Hi Teatoxers! Are you born somewhere between the mid-1980s until late 1990s? If yes, then you belong in the millenial generation! Being a millenial, especially a millenial woman, you might feel that this era is so much different from the previous generations. Women have experienced a lot of drastic changes that we should be grateful for, for example, we can now pursue our education and have a career, unlike in the older times. Of course, we owe it to our national heroine R.A. Kartini as one of the pioneers for woman emancipation in our country. Although we are now in such a different era, there are still many things that we can learn from Kartini and apply to our daily life. Here are 3 things millenial women can learn from R.A. Kartini!
1. Accepting towards anyone

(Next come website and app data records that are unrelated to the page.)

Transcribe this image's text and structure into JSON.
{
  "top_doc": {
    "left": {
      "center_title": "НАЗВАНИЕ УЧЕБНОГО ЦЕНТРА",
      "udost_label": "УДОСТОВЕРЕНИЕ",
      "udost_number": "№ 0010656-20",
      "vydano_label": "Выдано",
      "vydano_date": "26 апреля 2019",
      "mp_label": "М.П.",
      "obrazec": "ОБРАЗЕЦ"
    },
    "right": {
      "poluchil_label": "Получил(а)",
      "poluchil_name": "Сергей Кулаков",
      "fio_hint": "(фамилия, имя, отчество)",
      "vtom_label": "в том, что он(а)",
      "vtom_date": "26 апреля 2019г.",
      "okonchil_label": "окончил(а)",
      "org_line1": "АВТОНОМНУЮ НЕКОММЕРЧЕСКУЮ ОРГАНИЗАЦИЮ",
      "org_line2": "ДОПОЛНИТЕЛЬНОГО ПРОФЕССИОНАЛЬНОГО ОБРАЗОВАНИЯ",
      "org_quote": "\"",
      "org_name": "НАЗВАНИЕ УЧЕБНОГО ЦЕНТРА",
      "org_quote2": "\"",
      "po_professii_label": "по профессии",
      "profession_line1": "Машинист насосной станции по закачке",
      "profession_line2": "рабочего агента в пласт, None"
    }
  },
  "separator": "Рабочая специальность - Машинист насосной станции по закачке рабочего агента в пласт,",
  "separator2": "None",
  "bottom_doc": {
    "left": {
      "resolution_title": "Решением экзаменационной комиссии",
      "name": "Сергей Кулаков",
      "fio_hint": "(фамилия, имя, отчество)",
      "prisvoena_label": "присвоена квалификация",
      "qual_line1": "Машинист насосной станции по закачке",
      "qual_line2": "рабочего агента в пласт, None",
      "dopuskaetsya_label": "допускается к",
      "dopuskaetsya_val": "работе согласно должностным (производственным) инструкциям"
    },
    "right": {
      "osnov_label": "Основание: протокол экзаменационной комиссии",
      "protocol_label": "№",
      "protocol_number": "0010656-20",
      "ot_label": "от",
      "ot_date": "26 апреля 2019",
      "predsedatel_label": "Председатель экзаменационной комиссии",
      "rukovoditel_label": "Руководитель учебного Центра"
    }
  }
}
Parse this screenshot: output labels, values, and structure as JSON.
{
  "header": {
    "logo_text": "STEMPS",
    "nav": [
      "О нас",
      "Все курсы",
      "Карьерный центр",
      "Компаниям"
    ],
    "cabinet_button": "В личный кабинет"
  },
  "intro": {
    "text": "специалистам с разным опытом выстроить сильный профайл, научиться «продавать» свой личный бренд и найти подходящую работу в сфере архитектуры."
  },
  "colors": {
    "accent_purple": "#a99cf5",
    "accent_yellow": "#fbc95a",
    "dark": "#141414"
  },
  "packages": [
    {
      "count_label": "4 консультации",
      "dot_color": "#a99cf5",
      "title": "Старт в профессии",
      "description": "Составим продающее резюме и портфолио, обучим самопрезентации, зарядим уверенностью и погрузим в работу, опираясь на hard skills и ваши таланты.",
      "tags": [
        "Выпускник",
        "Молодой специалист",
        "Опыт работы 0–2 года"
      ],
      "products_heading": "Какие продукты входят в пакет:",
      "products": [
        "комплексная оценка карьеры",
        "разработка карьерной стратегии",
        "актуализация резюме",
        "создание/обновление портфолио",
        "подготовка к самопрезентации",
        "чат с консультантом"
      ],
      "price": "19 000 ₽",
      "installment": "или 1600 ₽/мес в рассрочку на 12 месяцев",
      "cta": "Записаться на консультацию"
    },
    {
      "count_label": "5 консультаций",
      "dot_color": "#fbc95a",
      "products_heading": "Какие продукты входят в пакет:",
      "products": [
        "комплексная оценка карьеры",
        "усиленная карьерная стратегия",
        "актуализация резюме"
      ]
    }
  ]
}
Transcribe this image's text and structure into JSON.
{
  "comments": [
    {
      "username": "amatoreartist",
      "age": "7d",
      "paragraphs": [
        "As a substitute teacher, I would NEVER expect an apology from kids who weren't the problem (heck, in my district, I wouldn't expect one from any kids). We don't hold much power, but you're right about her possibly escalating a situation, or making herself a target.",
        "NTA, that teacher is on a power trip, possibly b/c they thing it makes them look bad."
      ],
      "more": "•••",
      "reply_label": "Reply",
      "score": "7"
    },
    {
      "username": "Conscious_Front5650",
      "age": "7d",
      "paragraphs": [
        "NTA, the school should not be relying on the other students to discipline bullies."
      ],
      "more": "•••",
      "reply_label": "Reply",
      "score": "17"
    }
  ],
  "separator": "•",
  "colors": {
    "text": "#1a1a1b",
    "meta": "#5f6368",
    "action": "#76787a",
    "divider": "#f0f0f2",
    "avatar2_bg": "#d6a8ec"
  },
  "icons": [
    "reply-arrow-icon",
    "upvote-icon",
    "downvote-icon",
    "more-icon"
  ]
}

Although Kartini was born in an elite Javanese family, she was known to have a friendly and accepting attitude towards anybody, regardless of social class, gender, and ethnicity. She believed that those differences shouldn’t be a barrier that keep people from socializing and caring for one another. In this millenial era, it’s sad that differences like that still create conflicts and exclusivity among us. As millenial women, we should take on Kartini’s example to be more open and accepting to people of different backgrounds too!
2. Finding your identity
Since a very young age, Kartini refused to let her identity be defined by the social norms at her time At that time, as a woman, her life was already determined by other people—she must quit school and spend her life being married to a man she barely knew. However, it didn’t stop Kartini from finding her true identity and her own passion. She continued doing what she loved—learning, writing, and being a fighter for women rights. Sure, in this millenial era, our lives may not be that difficult. The fact that we can now freely study, work, and explore our passion, should motivate us even more to find our true self and pursue our passion! If Kartini can find her identity at such a harsh time, there is no reason for us not to do the same, and even better.
3. Making a difference
One of Kartini’s legacies is how she identified a problem in society and made a change. She heavily criticized the educational system that only allowed men to study. She also disliked how the Javanese law assigned women to only stay home and do house work. Through what she observed, she spoke up and made a difference, and we can all enjoy a better life because of what she started. As millenial women, we are more open-minded and critical than previous generations! So let’s start making a difference wherever we are, even if it’s just through the smallest things.
Maybe these three lessons from Kartini might sound too high, but we can apply them in our everyday life from simple things, such as being kind and accepting to others, pursuing our passion, and being more sensitive to problems around us. .
Let’s be empowered, passionate Kartinis in this millenial era!